While in Reykjavík, we sat down with graphic designer Guðmundur Úlfarsson to find out what makes him tick…
By anyone’s standards, Icelandic graphic designer Gumundur lfarsson is pretty busy these days. On top of his usual client work he’s also hard at work setting up the country’s first ever type foundry, Or, with fellow graphic designer Mads Freund Brunse. We took time out of our Inspired by Iceland tour to catch up with him at his home in Reykjavk…
Computer Arts: Please tell us who you are and what you do...
Gumundur lfarsson: I'm a graphic designer. At the moment I mainly do type design together with Mads Freund Brunse as a part of a design duo called GUNMAD.
CA: You've spent a bit of time studying and working abroad – what brought you back to Iceland?
GU: First I went to Denmark for a preparatory course, it was mainly to learn Danish and sharpen my graphic design before applying for the Design School in Copenhagen. I then found out about Gerrit Rietveld Academie in Amsterdam, which I thought was a very interesting school. I decided to apply and got in. I'm very happy with that decision, mainly because I think the Dutch have an amazing attitude towards graphic design and art. They have such a big history, and I had amazing teachers and fellow students. Because of the school being very international, many of my fellow students moved back to their home country, so I decided to do that as well. I didn't have much connection to the scene in Iceland, but I felt a bit homesick so I went home. Iceland is slowly building its own design history and it's nice to be able to take part in that.
CA: So far, what’s your favourite project in your portfolio?
GU: My favourite project has got to be my 10-year anniversary book for the LungA art festival [held in Seyisfjrur, a small Icelandic village]. I initiated the project myself, and then had total freedom with the design and editing of the book. I got the archive from the festival – 10 years worth of newspaper clippings and photos – and started editing and designing it pretty much at the same time. I also designed a special typeface for the book. I really liked the editing part and have been waiting for another project like this to land on my desk.

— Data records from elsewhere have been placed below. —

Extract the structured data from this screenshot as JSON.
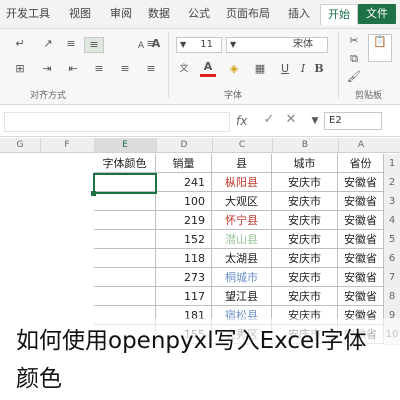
{
  "ribbon": {
    "tabs": [
      "文件",
      "开始",
      "插入",
      "页面布局",
      "公式",
      "数据",
      "审阅",
      "视图",
      "开发工具"
    ],
    "active_tab": "开始",
    "groups": {
      "clipboard": "剪贴板",
      "font": "字体",
      "alignment": "对齐方式"
    },
    "font_name": "宋体",
    "font_size": "11",
    "bold": "B",
    "italic": "I",
    "underline": "U",
    "font_color_letter": "A"
  },
  "formula_bar": {
    "name_box": "E2",
    "fx": "fx"
  },
  "columns": [
    "A",
    "B",
    "C",
    "D",
    "E",
    "F",
    "G"
  ],
  "rows": [
    "1",
    "2",
    "3",
    "4",
    "5",
    "6",
    "7",
    "8",
    "9",
    "10"
  ],
  "table": {
    "headers": [
      "省份",
      "城市",
      "县",
      "销量",
      "字体颜色"
    ],
    "data": [
      {
        "province": "安徽省",
        "city": "安庆市",
        "county": "枞阳县",
        "sales": "241",
        "county_color": "#c0392b"
      },
      {
        "province": "安徽省",
        "city": "安庆市",
        "county": "大观区",
        "sales": "100",
        "county_color": "#222222"
      },
      {
        "province": "安徽省",
        "city": "安庆市",
        "county": "怀宁县",
        "sales": "219",
        "county_color": "#c0392b"
      },
      {
        "province": "安徽省",
        "city": "安庆市",
        "county": "潜山县",
        "sales": "152",
        "county_color": "#9cc59c"
      },
      {
        "province": "安徽省",
        "city": "安庆市",
        "county": "太湖县",
        "sales": "118",
        "county_color": "#222222"
      },
      {
        "province": "安徽省",
        "city": "安庆市",
        "county": "桐城市",
        "sales": "273",
        "county_color": "#6a8fc9"
      },
      {
        "province": "安徽省",
        "city": "安庆市",
        "county": "望江县",
        "sales": "117",
        "county_color": "#222222"
      },
      {
        "province": "安徽省",
        "city": "安庆市",
        "county": "宿松县",
        "sales": "181",
        "county_color": "#6a8fc9"
      },
      {
        "province": "安徽省",
        "city": "安庆市",
        "county": "宜秀区",
        "sales": "155",
        "county_color": "#222222"
      }
    ]
  },
  "caption": {
    "line1": "如何使用openpyxl写入Excel字体",
    "line2": "颜色"
  },
  "colors": {
    "accent": "#1e7145"
  }
}
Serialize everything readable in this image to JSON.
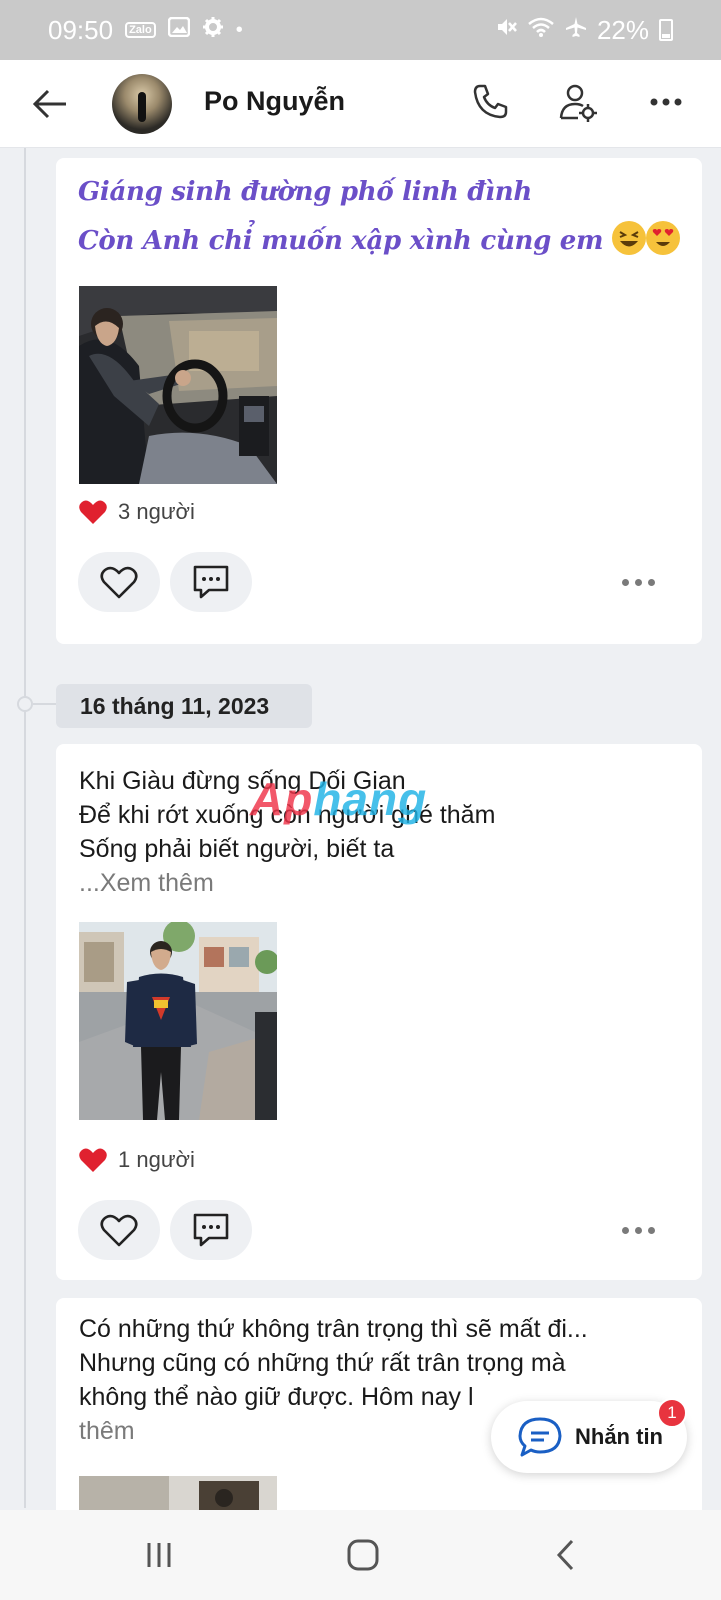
{
  "status_bar": {
    "time": "09:50",
    "zalo": "Zalo",
    "battery": "22%"
  },
  "header": {
    "title": "Po Nguyễn"
  },
  "posts": [
    {
      "lines": [
        "Giáng sinh đường phố linh đình",
        "Còn Anh chỉ muốn xập xình cùng em"
      ],
      "likes": "3 người"
    },
    {
      "date": "16 tháng 11, 2023",
      "lines": [
        "Khi Giàu đừng sống Dối Gian",
        "Để khi rớt xuống còn người ghé thăm",
        "Sống phải biết người, biết ta"
      ],
      "see_more": "...Xem thêm",
      "likes": "1 người"
    },
    {
      "lines": [
        "Có những thứ không trân trọng thì sẽ mất đi...",
        "Nhưng cũng có những thứ rất trân trọng mà",
        "không thể nào giữ được. Hôm nay l"
      ],
      "see_more_tail": "thêm"
    }
  ],
  "watermark": {
    "part_a": "Ap",
    "part_b": "hang"
  },
  "message_button": {
    "label": "Nhắn tin",
    "badge": "1"
  },
  "colors": {
    "accent_purple": "#6b4fc8",
    "heart_red": "#e0212f",
    "badge_red": "#e8343f"
  }
}
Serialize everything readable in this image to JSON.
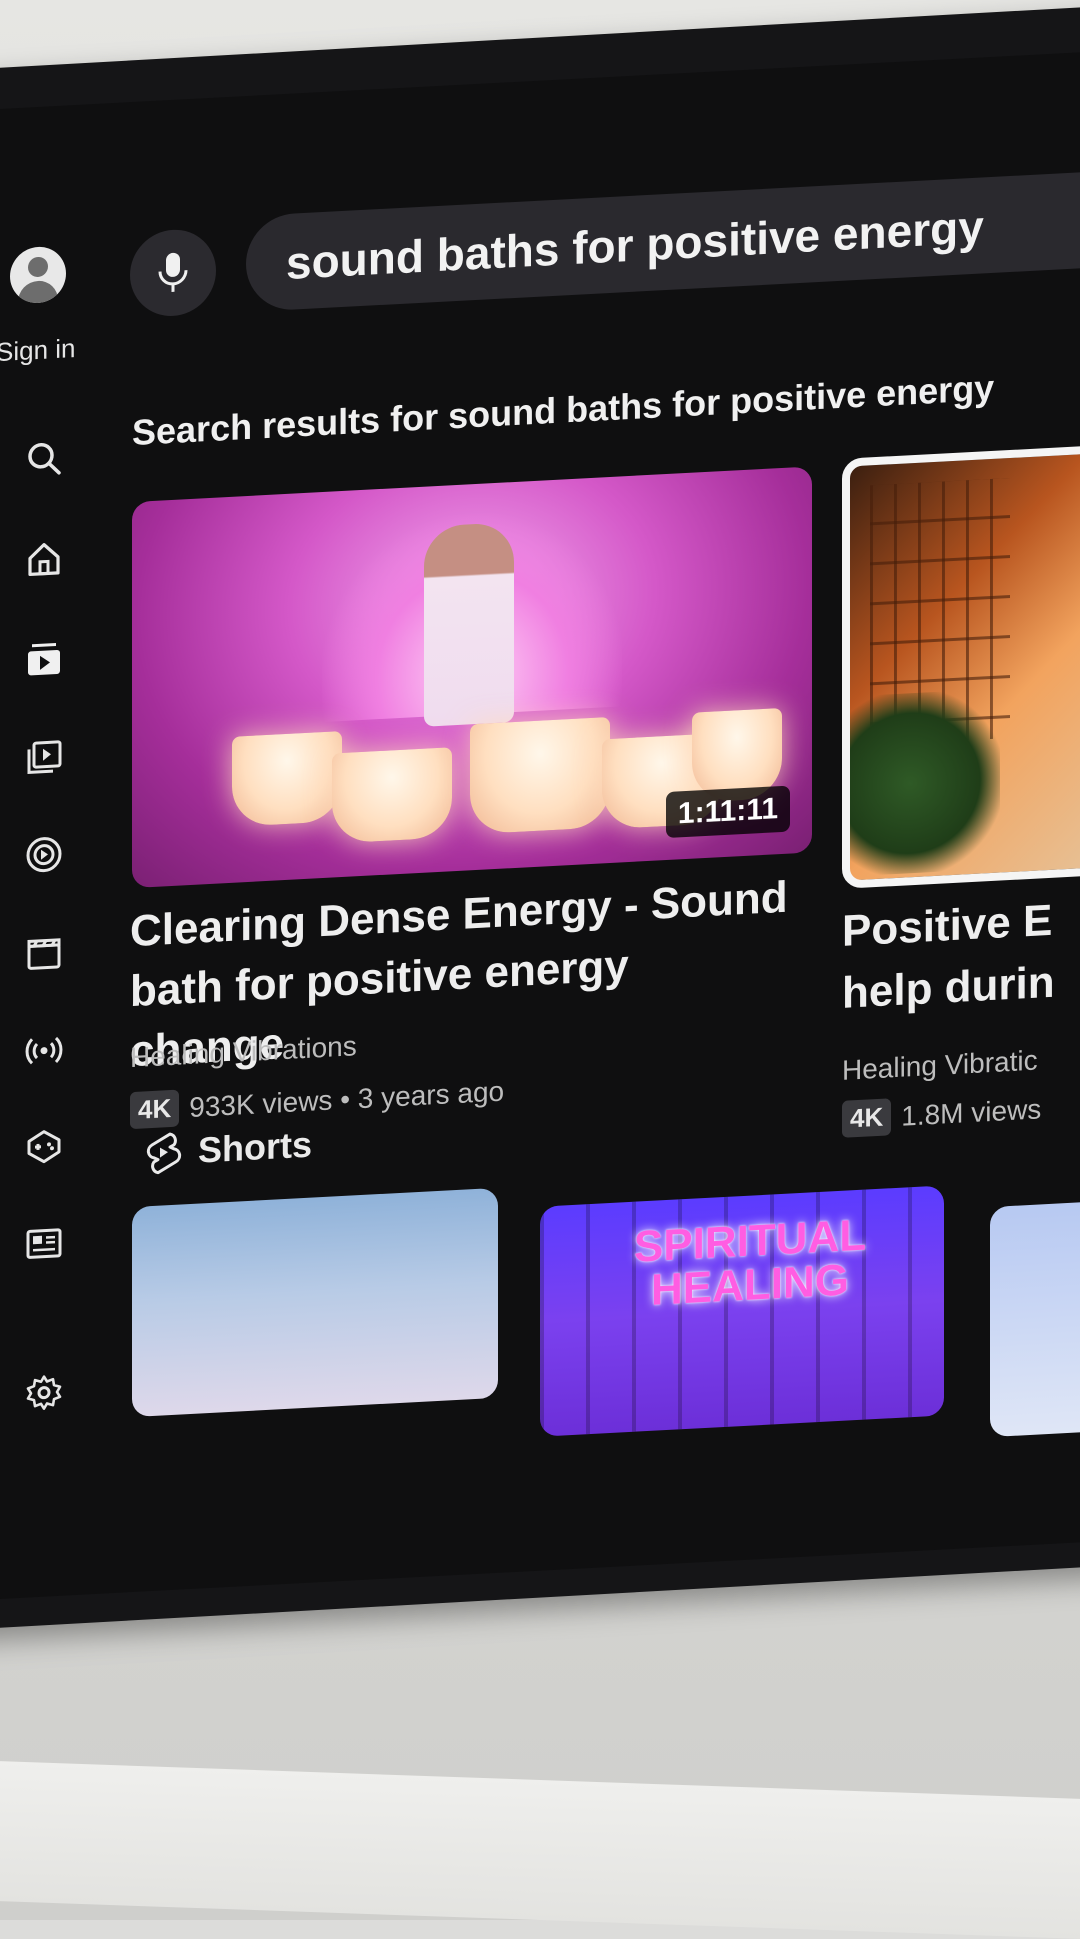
{
  "sidebar": {
    "sign_in_label": "Sign in",
    "items": [
      {
        "icon": "search-icon"
      },
      {
        "icon": "home-icon"
      },
      {
        "icon": "subscriptions-icon"
      },
      {
        "icon": "library-icon"
      },
      {
        "icon": "youtube-music-icon"
      },
      {
        "icon": "movies-icon"
      },
      {
        "icon": "live-icon"
      },
      {
        "icon": "gaming-icon"
      },
      {
        "icon": "news-icon"
      },
      {
        "icon": "settings-icon"
      }
    ]
  },
  "search": {
    "query": "sound baths for positive energy"
  },
  "results": {
    "heading": "Search results for sound baths for positive energy",
    "videos": [
      {
        "title": "Clearing Dense Energy - Sound bath for positive energy change",
        "channel": "Healing Vibrations",
        "badge": "4K",
        "views": "933K views",
        "age": "3 years ago",
        "meta": "933K views • 3 years ago",
        "duration": "1:11:11"
      },
      {
        "title_line1": "Positive E",
        "title_line2": "help durin",
        "channel": "Healing Vibratic",
        "badge": "4K",
        "meta": "1.8M views"
      }
    ]
  },
  "shorts": {
    "label": "Shorts",
    "items": [
      {
        "text": ""
      },
      {
        "text": "SPIRITUAL HEALING"
      },
      {
        "text": ""
      }
    ]
  },
  "colors": {
    "screen_bg": "#0f0f10",
    "pill_bg": "#2a292e",
    "thumb_pink": "#d458c8",
    "focus_border": "#f5f5f5"
  }
}
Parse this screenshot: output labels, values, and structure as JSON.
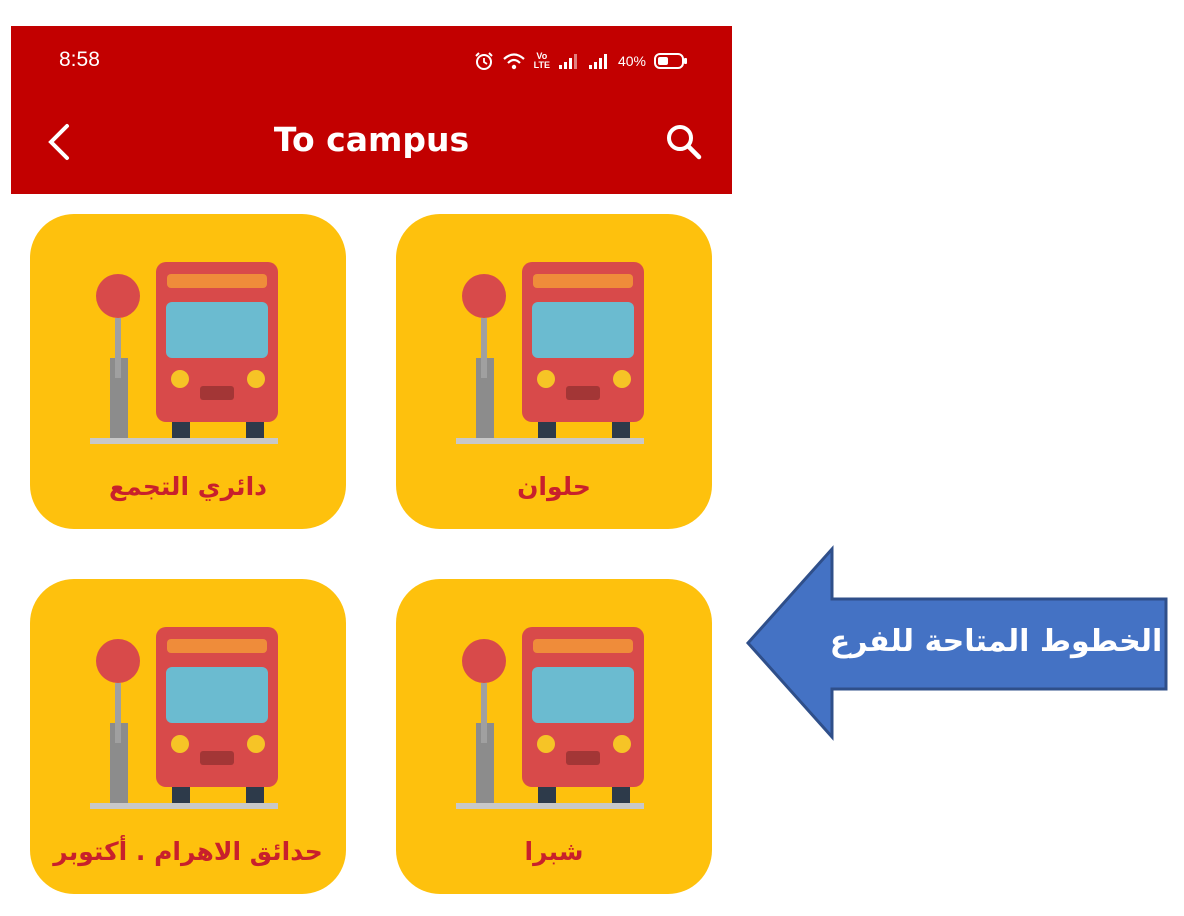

CA: You’re currently busy setting up Iceland's first type foundry – what does this entail?
GU: I'm working with Mads Freund Brunse to set up a mini type foundry. We have gathered the typefaces we've made (separately and together) and are slowly but surely setting up a website that will distribute them. It's a work in progress that we are very excited about. Meanwhile, we're trying to spread the word and applying our typefaces in projects that we do – many of them are low budget so we are happy to hear from some people with the big bucks!
CA: It's not a small undertaking – what inspired you?
GU: We were mainly interested in having other people using our type. It's a great feeling to see your type used by others.
CA: Once the foundry is up and running, what happens next? Do you plan to invite other type designers to participate in the project?
GU: We really want to keep it personal, at least that's the idea for now. What happens in the future is exciting and not for us to predict. You never know what happens, but we will definitely add new typefaces as we design them.
CA: How would you describe Icelandic’s graphic design scene? Is it an exciting place to be or are there too many creatives in a relatively small space?
GU: There are many graphic designers in Iceland and there are many advertising agencies as well. Many work at the agencies, but more and more designers are starting their own little studios. I think the crisis had a positive impact on the creative side of graphic design, but of course there's less money involved in the jobs that are available. Like I said before, Iceland is slowly building up its design history, and I think graphic design is stepping up together with fashion and product design.
CA: One thing that struck us throughout our visit was the ‘can do’ and highly creative attitude seemingly everywhere in Iceland. Where do you think this stems from?
GU: This is definitely a result of the small size of Iceland. If you want to do something, you can and you do.
CA: How closely have you worked with the Inspired by Iceland campaign, and in what capacity?
GU: I was featured in one part of the 'Design Inspired by Iceland' series the other day. Four students [Joe Mania, Dan Cooper, Philip Linnemann and Emma Noble] came to visit me at my home/studio and we went to my favourite secondhand bookstore to search for inspiration. We then went to the mobile design studio, which they parked outside of my house, and started drawing some type. It was great fun!
For more info on all the typefaces available and how to use them in your projects, head over to the Or website.